In a previous post on this blog I began describing how to my mind the market failure associated with the financial crisis has to do with market incompleteness. That is, we found ourselves in a situation in which one could not use the available securities to diversify away from certain risk.
I'll take the opportunity to refine, in a loose way, my market incompleteness argument.
First, I'll specifically address the apparent failure of the efficient markets hypothesis with regard to the securitization of default instruments; basically these were not markets in the sense understood by economists. Second, I'll conjecture a transmission mechanism in which market incompleteness, associated with a sudden collapse of the span of existing assets, affects non-financial firms; basically the mechanism is driven by a failure of the Modigliani-Miller theorem.
It is now becoming apparent that the markets for securities associated with credit default instruments was not a market in the usual sense, and not a market in which one expects prices to convey meaningful information. These assets were priced to models (inspired by relatively recent works of Darrel Duffie, I guess) and not to market. Further, these securities were essentially not traded. In the words of Susan Wachter of Wharton:
What's new this time is that unlike the securitization of the past, the securitization is tranching of risk in very complicated CDO's, CLO's, SIV's instruments which do not trade. So we do not have market discipline. Although the price of the loan may be varied by risk, the price of the mortgage instrument and the securitization of the mortgage instrument, these securities did not trade. Therefore, there wasn't a market discipline to price the risk and give the signal that these were extraordinarily risky instruments. They were marked to model, not to market. There were lots of fees up front across the board. But the ultimate risk was unknown, because in fact they weren't priced to the risk.Let me now turn to the second point.
Imagine a sudden collapse in the span of available financial assets. How does this affect the real economy?
To understand this let's recall the Modigliani-Miller theorem, which in a very general setting tells us that the debt-equity ratios of firms do not affect their values. Of course, we know the Modigliani-Miller theorem could fail when there are possibilities of bankruptcy and under certain tax regimes. However, it is likely that what we are seeing now is the failure of the Modigliani-Miller theorem because of a sudden collapse in the span of available financial securities.

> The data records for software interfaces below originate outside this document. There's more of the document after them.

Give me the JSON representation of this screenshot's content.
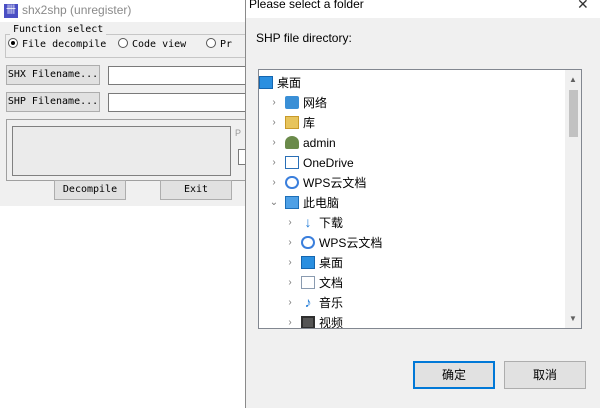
{
  "main_window": {
    "title": "shx2shp (unregister)",
    "app_icon_glyph": "卌",
    "function_select": {
      "legend": "Function select",
      "options": [
        {
          "label": "File decompile",
          "selected": true
        },
        {
          "label": "Code view",
          "selected": false
        },
        {
          "label": "Pr",
          "selected": false
        }
      ]
    },
    "shx_filename_button": "SHX Filename...",
    "shp_filename_button": "SHP Filename...",
    "shx_filename_value": "",
    "shp_filename_value": "",
    "side_label": "P",
    "decompile_button": "Decompile",
    "exit_button": "Exit"
  },
  "folder_dialog": {
    "title": "Please select a folder",
    "close_glyph": "✕",
    "label": "SHP file directory:",
    "tree": [
      {
        "label": "桌面",
        "icon": "desktop-icon",
        "level": 0,
        "state": "none"
      },
      {
        "label": "网络",
        "icon": "network-icon",
        "level": 1,
        "state": "collapsed"
      },
      {
        "label": "库",
        "icon": "library-icon",
        "level": 1,
        "state": "collapsed"
      },
      {
        "label": "admin",
        "icon": "user-icon",
        "level": 1,
        "state": "collapsed"
      },
      {
        "label": "OneDrive",
        "icon": "onedrive-icon",
        "level": 1,
        "state": "collapsed"
      },
      {
        "label": "WPS云文档",
        "icon": "cloud-icon",
        "level": 1,
        "state": "collapsed"
      },
      {
        "label": "此电脑",
        "icon": "computer-icon",
        "level": 1,
        "state": "expanded"
      },
      {
        "label": "下载",
        "icon": "download-icon",
        "level": 2,
        "state": "collapsed"
      },
      {
        "label": "WPS云文档",
        "icon": "cloud-icon",
        "level": 2,
        "state": "collapsed"
      },
      {
        "label": "桌面",
        "icon": "desktop-icon",
        "level": 2,
        "state": "collapsed"
      },
      {
        "label": "文档",
        "icon": "document-icon",
        "level": 2,
        "state": "collapsed"
      },
      {
        "label": "音乐",
        "icon": "music-icon",
        "level": 2,
        "state": "collapsed"
      },
      {
        "label": "视频",
        "icon": "video-icon",
        "level": 2,
        "state": "collapsed"
      }
    ],
    "ok_button": "确定",
    "cancel_button": "取消",
    "accent_color": "#0078d7"
  }
}
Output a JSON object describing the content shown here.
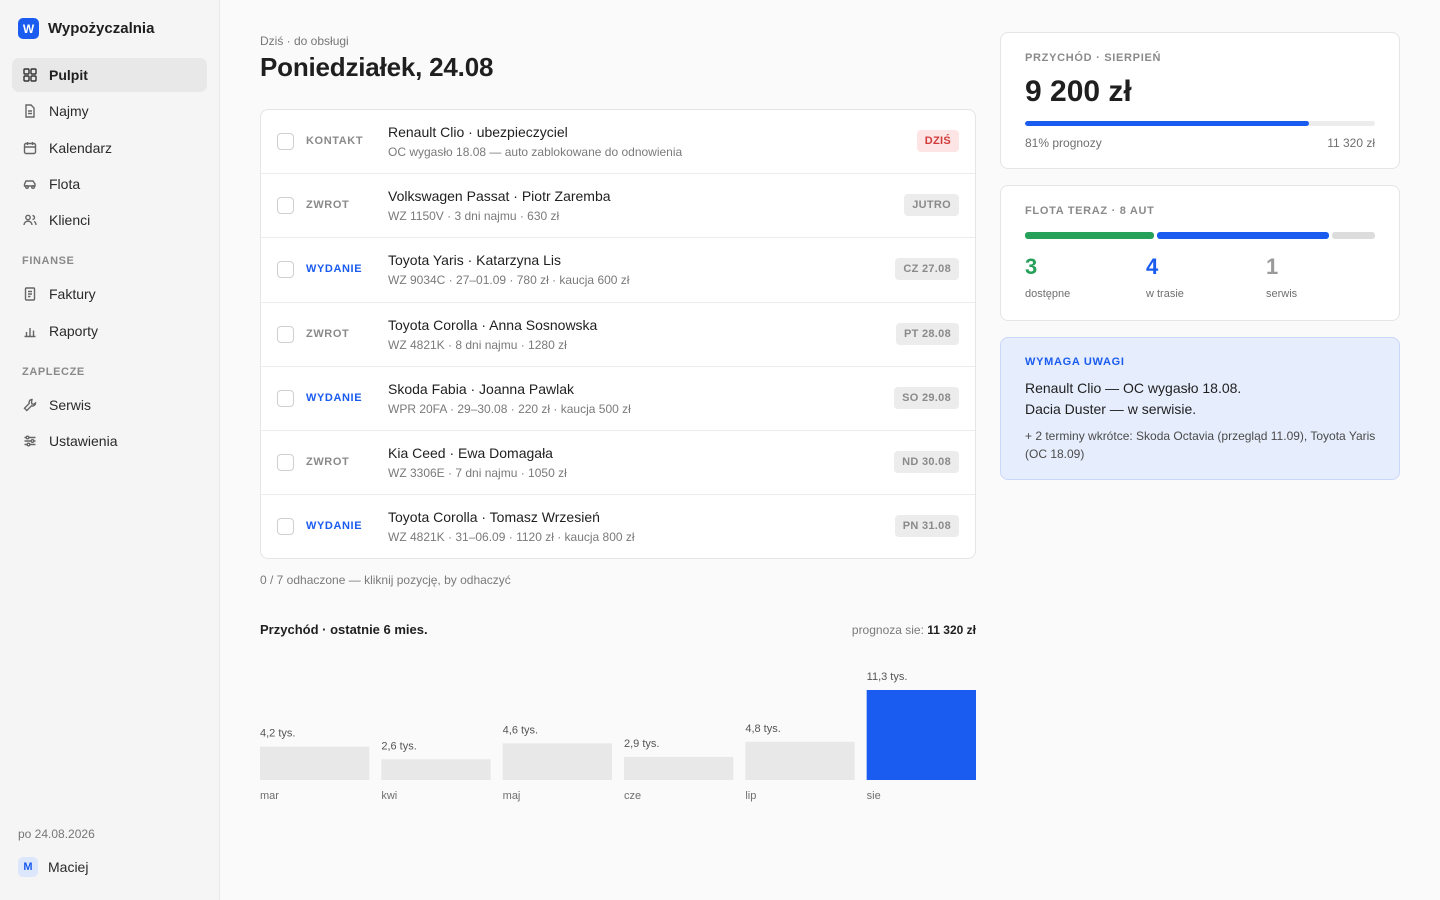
{
  "app": {
    "logo_letter": "W",
    "name": "Wypożyczalnia"
  },
  "sidebar": {
    "items": [
      {
        "label": "Pulpit",
        "icon": "grid-icon",
        "active": true
      },
      {
        "label": "Najmy",
        "icon": "document-icon"
      },
      {
        "label": "Kalendarz",
        "icon": "calendar-icon"
      },
      {
        "label": "Flota",
        "icon": "car-icon"
      },
      {
        "label": "Klienci",
        "icon": "users-icon"
      }
    ],
    "finance_label": "FINANSE",
    "finance_items": [
      {
        "label": "Faktury",
        "icon": "invoice-icon"
      },
      {
        "label": "Raporty",
        "icon": "bar-chart-icon"
      }
    ],
    "backoffice_label": "ZAPLECZE",
    "backoffice_items": [
      {
        "label": "Serwis",
        "icon": "wrench-icon"
      },
      {
        "label": "Ustawienia",
        "icon": "sliders-icon"
      }
    ],
    "date": "po 24.08.2026",
    "user": {
      "initial": "M",
      "name": "Maciej"
    }
  },
  "header": {
    "subtitle": "Dziś · do obsługi",
    "title": "Poniedziałek, 24.08"
  },
  "tasks": [
    {
      "type": "KONTAKT",
      "type_color": "gray",
      "title": "Renault Clio · ubezpieczyciel",
      "sub": "OC wygasło 18.08 — auto zablokowane do odnowienia",
      "badge": "DZIŚ",
      "badge_color": "red"
    },
    {
      "type": "ZWROT",
      "type_color": "gray",
      "title": "Volkswagen Passat · Piotr Zaremba",
      "sub": "WZ 1150V · 3 dni najmu · 630 zł",
      "badge": "JUTRO",
      "badge_color": "gray"
    },
    {
      "type": "WYDANIE",
      "type_color": "blue",
      "title": "Toyota Yaris · Katarzyna Lis",
      "sub": "WZ 9034C · 27–01.09 · 780 zł · kaucja 600 zł",
      "badge": "CZ 27.08",
      "badge_color": "gray"
    },
    {
      "type": "ZWROT",
      "type_color": "gray",
      "title": "Toyota Corolla · Anna Sosnowska",
      "sub": "WZ 4821K · 8 dni najmu · 1280 zł",
      "badge": "PT 28.08",
      "badge_color": "gray"
    },
    {
      "type": "WYDANIE",
      "type_color": "blue",
      "title": "Skoda Fabia · Joanna Pawlak",
      "sub": "WPR 20FA · 29–30.08 · 220 zł · kaucja 500 zł",
      "badge": "SO 29.08",
      "badge_color": "gray"
    },
    {
      "type": "ZWROT",
      "type_color": "gray",
      "title": "Kia Ceed · Ewa Domagała",
      "sub": "WZ 3306E · 7 dni najmu · 1050 zł",
      "badge": "ND 30.08",
      "badge_color": "gray"
    },
    {
      "type": "WYDANIE",
      "type_color": "blue",
      "title": "Toyota Corolla · Tomasz Wrzesień",
      "sub": "WZ 4821K · 31–06.09 · 1120 zł · kaucja 800 zł",
      "badge": "PN 31.08",
      "badge_color": "gray"
    }
  ],
  "progress_note": "0 / 7 odhaczone — kliknij pozycję, by odhaczyć",
  "chart_header": {
    "title": "Przychód · ostatnie 6 mies.",
    "forecast_label": "prognoza sie:",
    "forecast_value": "11 320 zł"
  },
  "chart_data": {
    "type": "bar",
    "title": "Przychód · ostatnie 6 mies.",
    "categories": [
      "mar",
      "kwi",
      "maj",
      "cze",
      "lip",
      "sie"
    ],
    "values": [
      4.2,
      2.6,
      4.6,
      2.9,
      4.8,
      11.3
    ],
    "value_labels": [
      "4,2 tys.",
      "2,6 tys.",
      "4,6 tys.",
      "2,9 tys.",
      "4,8 tys.",
      "11,3 tys."
    ],
    "highlight_index": 5,
    "ylim": [
      0,
      11.3
    ],
    "xlabel": "",
    "ylabel": "",
    "grid": false,
    "colors": {
      "default": "#e8e8e8",
      "highlight": "#1a5cf0"
    }
  },
  "revenue_card": {
    "label": "PRZYCHÓD · SIERPIEŃ",
    "amount": "9 200 zł",
    "progress": 0.81,
    "progress_label": "81% prognozy",
    "target": "11 320 zł"
  },
  "fleet_card": {
    "label": "FLOTA TERAZ · 8 AUT",
    "stats": [
      {
        "value": "3",
        "caption": "dostępne",
        "count": 3,
        "color": "#27a05a"
      },
      {
        "value": "4",
        "caption": "w trasie",
        "count": 4,
        "color": "#1a5cf0"
      },
      {
        "value": "1",
        "caption": "serwis",
        "count": 1,
        "color": "#9a9a9a"
      }
    ]
  },
  "alert_card": {
    "label": "WYMAGA UWAGI",
    "line1": "Renault Clio — OC wygasło 18.08.",
    "line2": "Dacia Duster — w serwisie.",
    "more": "+ 2 terminy wkrótce: Skoda Octavia (przegląd 11.09), Toyota Yaris (OC 18.09)"
  },
  "colors": {
    "accent": "#1a5cf0",
    "danger": "#d23a3a",
    "success": "#27a05a"
  }
}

The idea, as far as I know formalized by Piero Gottardi in a 1995 article in Economic Theory, is that when there are any type of derivative securities over the shares of a firm, a change in the capital structure of a firm will modify both the real equilibrium allocation and the value of the firm. This is because "payoff of the derivative securities is affected in a non-linear way by changes in the firm's financial policy; thus the set of the agents' insurance opportunities is also modified".
In summary, there was an ineffective market for default securities that collapsed because these securities were not priced in a market setting. This sudden change in the span of financial securities meant that there was an abrupt change in the relationship between firm capital structure and value. Many firms were faced with an unforeseen need to change their capital structure and much of what we see now is a result of this shift of firm capital structures.
Much of the turbulence in relative assets prices will subside when this shift in firm capital structures is completed. We will also know when the financial crisis has resolved itself when this process is complete and when it becomes apparent that firm capital structure has become as irrelevant to firm value as it was prior to the crisis.
In this regard, at this stage government policy should be two pronged. First, helping establishing appropriate clearing mechanisms for default securities so that they are priced by markets; this involves standardization and a measure of regulation. Second, trying to facilitate the capital structure transitions that most firms are currently engaged in. One idea is to guarantee matching government-debt based funding for new equity based funding.
Addendum (inserted by Harry Clarke)
These two papers by Frank Milne, Bank of Montreal Professor of Economics and Finance at Queen’s University, make points similar to those made by Professor Tourky.
The first is a policy oriented piece:
The second is a more technical paper that sets out the failure of liquidity modelling in the Arrow-Debreu model that underlies derivative and risk management models: